Although a litter is borne from one mother, it is possible there are multiple fathers involved. This means that the genetic predisposition of each puppy in terms of behavior, illness, colorings and all things biological may be difficult, if not impossible, to determine. The good news is that no matter who the father is, the puppy’s minds will develop in the same way.

img-26    Significant behavior changes take place as the mother begins weaning her pups, from one of caregiver and dependent, to one of leader and subordinate. This is the relationship the dog will continue to encounter and learn from during its life with a human pack.

As weaning begins, the mother may get up and walk away from her pups as they try to nurse, or she may growl and snap at them. Puppies will encounter vocal threats, nipping and pawing from the mother when she wants to be left alone or if they are misbehaving. This is the puppies’ first exposure to learning communication with other dogs.

Interestingly, the severity of the mother’s behavior has been found to play a direct role on the puppy’s behavior when interacting with humans. Although the dog’s mind can be quite malleable, critical periods such as this can affect long-term behavior.

Playing with littermates provides another arena of learning. As with human children, play teaches a puppy certain social skills they will need as adults: communication, improved coordination and problem solving. Getting along with others, dominance, submission, and bite inhibition are other important lessons learned from play. Bite inhibition is learned when a puppy discovers that if it bites too hard a strange response is elicited from its playmate, a loud high-pitched yelp, “Ouch! You hurt me!” The biter is so startled it immediately lets go. This gives the bitten dog a chance to either walk away or continue playing.

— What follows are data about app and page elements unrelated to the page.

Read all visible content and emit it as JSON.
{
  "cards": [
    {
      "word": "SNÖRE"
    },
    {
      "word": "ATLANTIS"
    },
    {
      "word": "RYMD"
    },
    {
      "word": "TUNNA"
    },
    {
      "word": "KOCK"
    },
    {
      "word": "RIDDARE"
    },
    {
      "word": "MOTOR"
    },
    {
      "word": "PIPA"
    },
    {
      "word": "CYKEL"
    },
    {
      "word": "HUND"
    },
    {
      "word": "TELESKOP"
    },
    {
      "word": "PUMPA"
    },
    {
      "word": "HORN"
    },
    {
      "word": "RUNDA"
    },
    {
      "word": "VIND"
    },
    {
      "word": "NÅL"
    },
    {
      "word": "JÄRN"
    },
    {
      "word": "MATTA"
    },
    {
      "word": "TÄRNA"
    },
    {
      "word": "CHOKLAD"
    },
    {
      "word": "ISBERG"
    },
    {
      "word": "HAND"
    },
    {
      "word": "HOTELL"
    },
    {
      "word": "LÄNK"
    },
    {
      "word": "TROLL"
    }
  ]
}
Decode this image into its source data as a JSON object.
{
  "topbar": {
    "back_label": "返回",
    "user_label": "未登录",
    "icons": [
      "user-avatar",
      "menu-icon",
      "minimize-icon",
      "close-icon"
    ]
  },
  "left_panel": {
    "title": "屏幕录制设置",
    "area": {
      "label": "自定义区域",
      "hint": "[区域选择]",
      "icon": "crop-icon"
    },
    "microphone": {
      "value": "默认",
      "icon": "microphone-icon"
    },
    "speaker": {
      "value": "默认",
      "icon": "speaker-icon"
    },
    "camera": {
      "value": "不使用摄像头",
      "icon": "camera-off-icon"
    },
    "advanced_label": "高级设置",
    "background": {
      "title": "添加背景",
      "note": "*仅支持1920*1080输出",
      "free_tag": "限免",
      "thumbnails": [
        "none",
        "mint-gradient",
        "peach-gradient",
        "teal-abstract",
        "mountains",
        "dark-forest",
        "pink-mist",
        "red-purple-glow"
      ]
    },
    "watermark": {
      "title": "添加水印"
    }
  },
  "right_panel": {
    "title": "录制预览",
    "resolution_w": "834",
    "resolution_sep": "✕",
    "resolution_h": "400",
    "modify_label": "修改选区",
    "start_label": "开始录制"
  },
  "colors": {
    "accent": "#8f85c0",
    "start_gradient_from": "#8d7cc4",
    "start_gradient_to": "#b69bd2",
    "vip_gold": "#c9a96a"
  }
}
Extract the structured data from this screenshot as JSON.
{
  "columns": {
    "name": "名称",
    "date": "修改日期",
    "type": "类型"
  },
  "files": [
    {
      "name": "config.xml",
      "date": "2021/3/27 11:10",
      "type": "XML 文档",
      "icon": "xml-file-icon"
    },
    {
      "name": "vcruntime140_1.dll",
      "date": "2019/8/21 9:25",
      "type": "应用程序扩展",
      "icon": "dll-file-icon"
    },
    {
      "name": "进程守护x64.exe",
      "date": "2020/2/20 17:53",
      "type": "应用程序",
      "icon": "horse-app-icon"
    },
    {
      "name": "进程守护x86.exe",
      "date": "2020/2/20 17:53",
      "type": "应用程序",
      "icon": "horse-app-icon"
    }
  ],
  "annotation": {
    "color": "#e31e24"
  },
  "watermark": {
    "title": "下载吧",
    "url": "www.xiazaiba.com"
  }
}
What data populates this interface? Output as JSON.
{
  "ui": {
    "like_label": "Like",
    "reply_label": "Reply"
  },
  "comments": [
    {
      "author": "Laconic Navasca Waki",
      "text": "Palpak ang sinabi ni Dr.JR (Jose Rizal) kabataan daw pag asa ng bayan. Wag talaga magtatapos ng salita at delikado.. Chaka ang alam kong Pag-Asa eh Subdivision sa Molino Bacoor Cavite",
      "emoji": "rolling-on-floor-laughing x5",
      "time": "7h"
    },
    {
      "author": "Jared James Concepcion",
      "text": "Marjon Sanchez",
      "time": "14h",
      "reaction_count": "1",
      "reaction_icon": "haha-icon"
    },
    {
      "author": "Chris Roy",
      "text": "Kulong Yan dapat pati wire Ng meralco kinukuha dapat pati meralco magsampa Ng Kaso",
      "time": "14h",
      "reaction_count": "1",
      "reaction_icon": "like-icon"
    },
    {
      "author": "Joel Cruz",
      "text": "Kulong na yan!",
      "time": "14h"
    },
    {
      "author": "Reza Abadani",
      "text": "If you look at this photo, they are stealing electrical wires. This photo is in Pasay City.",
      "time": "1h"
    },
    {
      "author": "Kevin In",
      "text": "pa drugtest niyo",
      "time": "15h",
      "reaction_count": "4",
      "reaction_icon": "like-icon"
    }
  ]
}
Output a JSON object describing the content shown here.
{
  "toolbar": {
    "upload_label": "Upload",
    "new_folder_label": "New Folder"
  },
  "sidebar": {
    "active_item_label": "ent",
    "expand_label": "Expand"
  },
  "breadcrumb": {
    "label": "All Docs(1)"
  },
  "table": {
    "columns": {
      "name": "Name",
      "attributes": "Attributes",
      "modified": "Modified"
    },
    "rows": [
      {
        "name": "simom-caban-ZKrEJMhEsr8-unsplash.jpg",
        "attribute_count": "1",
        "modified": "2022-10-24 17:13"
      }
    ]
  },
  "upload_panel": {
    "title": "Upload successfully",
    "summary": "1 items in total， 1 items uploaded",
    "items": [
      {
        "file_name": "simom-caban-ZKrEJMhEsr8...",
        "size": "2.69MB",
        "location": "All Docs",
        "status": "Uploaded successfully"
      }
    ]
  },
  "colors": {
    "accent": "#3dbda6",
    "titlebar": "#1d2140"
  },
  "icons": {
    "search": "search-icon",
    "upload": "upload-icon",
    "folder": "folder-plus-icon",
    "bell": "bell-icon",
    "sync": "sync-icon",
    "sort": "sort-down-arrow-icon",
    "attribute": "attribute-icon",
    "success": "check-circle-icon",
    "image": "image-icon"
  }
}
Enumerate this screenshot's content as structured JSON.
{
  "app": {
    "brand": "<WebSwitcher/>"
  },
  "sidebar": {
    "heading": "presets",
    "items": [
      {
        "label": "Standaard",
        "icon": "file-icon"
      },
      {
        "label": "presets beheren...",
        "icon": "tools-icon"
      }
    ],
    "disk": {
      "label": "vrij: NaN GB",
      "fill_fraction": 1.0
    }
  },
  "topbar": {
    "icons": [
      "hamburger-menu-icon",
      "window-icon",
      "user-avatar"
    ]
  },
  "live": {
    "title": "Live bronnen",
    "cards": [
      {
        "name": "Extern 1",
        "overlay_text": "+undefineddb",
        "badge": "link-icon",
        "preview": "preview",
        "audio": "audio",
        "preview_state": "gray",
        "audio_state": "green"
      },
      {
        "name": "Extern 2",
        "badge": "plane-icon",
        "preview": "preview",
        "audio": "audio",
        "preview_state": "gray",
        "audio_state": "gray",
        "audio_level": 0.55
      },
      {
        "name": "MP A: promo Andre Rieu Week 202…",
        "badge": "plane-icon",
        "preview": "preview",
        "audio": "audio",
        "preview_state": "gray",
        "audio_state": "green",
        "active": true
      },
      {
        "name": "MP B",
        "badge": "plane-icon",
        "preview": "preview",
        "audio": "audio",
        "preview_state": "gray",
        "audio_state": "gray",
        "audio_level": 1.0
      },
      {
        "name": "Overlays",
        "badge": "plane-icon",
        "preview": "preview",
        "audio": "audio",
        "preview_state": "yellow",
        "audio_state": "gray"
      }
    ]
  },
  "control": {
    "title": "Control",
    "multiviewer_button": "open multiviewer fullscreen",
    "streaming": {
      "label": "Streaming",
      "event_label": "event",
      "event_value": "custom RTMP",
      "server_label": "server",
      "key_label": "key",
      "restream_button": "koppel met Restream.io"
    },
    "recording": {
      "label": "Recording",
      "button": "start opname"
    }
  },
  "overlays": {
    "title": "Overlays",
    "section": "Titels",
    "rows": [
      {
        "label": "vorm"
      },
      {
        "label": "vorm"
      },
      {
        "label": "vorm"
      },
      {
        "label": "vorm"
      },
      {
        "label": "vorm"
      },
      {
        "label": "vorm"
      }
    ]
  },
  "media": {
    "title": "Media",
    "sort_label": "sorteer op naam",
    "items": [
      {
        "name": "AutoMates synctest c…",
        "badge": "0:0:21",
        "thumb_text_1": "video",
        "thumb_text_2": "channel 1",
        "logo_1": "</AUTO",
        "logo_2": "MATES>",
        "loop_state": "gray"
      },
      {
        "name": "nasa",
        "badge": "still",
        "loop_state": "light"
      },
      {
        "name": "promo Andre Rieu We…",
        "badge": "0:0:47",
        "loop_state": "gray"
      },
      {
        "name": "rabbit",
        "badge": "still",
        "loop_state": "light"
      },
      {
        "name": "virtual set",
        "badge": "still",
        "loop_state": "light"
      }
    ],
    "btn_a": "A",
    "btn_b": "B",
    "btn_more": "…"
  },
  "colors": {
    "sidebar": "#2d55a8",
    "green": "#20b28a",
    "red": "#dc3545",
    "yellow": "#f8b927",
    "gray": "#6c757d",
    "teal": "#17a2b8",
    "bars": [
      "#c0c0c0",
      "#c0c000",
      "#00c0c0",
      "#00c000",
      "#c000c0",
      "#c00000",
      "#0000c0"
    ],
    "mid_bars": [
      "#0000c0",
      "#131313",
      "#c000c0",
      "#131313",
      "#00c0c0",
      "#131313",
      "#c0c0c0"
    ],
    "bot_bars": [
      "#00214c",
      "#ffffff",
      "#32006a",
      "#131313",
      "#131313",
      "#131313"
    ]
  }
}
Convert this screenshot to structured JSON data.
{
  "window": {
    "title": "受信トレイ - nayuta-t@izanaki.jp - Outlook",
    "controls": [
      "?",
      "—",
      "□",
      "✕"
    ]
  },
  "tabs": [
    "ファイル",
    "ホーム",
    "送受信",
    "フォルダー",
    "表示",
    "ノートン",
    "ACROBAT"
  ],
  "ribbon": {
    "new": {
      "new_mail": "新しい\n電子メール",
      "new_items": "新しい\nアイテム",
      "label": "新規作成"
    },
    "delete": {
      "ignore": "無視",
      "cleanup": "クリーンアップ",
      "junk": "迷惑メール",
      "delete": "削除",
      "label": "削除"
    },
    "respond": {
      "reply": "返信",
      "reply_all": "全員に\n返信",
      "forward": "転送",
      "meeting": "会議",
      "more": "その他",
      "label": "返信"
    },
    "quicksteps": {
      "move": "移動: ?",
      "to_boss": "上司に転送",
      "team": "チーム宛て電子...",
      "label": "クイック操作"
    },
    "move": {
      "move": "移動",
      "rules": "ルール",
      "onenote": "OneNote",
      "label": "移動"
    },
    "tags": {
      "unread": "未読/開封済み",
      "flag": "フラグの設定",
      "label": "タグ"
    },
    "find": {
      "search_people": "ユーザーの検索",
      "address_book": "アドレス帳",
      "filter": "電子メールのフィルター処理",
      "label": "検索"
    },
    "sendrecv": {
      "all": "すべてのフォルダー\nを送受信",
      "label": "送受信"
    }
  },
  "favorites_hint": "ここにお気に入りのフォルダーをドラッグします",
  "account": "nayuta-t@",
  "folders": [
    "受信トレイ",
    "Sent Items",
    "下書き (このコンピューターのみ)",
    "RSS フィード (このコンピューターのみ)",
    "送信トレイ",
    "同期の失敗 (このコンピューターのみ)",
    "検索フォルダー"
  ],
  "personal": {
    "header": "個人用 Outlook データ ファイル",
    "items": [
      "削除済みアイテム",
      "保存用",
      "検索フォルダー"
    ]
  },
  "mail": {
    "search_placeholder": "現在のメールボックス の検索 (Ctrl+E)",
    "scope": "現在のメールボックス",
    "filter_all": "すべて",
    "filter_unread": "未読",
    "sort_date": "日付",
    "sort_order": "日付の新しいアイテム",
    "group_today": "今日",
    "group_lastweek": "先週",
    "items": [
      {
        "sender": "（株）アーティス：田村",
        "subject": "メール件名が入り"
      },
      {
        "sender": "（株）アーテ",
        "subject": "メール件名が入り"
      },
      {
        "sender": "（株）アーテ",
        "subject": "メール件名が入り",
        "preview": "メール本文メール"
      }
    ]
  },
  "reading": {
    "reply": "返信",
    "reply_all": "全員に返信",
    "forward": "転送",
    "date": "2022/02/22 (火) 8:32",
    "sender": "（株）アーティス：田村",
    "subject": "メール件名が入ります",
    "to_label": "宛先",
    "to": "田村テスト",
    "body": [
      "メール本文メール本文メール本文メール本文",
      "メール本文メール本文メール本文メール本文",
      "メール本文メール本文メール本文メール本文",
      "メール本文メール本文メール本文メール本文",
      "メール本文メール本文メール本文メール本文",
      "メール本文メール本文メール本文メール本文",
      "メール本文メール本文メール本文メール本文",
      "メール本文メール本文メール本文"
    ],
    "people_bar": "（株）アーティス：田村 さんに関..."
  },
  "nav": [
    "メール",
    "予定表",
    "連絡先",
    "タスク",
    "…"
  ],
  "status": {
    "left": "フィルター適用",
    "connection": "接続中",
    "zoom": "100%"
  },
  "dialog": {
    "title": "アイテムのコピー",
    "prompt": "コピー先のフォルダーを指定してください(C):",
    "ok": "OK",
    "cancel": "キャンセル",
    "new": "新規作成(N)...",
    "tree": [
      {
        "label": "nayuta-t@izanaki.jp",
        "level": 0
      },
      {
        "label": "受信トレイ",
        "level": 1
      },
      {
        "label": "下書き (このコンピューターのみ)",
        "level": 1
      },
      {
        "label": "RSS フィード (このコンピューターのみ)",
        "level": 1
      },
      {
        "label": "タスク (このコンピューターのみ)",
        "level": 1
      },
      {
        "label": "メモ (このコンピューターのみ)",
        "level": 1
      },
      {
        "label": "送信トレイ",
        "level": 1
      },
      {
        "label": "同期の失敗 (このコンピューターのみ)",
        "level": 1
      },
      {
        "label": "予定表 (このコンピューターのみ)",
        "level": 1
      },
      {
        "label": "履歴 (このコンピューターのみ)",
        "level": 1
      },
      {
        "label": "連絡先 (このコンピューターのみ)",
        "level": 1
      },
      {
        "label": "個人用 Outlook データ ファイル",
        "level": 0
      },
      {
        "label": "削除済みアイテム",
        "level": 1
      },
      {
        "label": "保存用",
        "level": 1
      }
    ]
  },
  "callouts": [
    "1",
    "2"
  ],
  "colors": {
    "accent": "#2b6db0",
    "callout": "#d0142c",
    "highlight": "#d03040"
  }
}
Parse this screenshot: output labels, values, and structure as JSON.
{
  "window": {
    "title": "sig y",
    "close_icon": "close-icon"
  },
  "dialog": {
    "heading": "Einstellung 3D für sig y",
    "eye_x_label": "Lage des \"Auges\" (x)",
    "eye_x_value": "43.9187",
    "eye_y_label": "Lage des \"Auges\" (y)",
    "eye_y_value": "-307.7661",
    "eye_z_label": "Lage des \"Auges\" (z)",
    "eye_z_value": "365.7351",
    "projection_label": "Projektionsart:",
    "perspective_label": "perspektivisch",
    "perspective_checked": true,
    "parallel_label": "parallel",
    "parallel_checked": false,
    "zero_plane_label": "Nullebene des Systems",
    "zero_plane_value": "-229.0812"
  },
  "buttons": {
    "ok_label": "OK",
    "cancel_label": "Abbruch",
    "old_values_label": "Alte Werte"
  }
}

The biter learns that if the game is to continue, his bites must be softer. An inkling of social structure also becomes apparent to the puppy during play. Some dogs will naturally be more dominant, others more submissive. Puppies learn how to read and respond to these traits during play and use those lessons when unfamiliar dogs or humans are encountered in the future.

By the time the puppy is taken from the litter to live with its human pack, responses and behaviors, innate and or learned, are becoming hard wired into their brains.

Good Dogma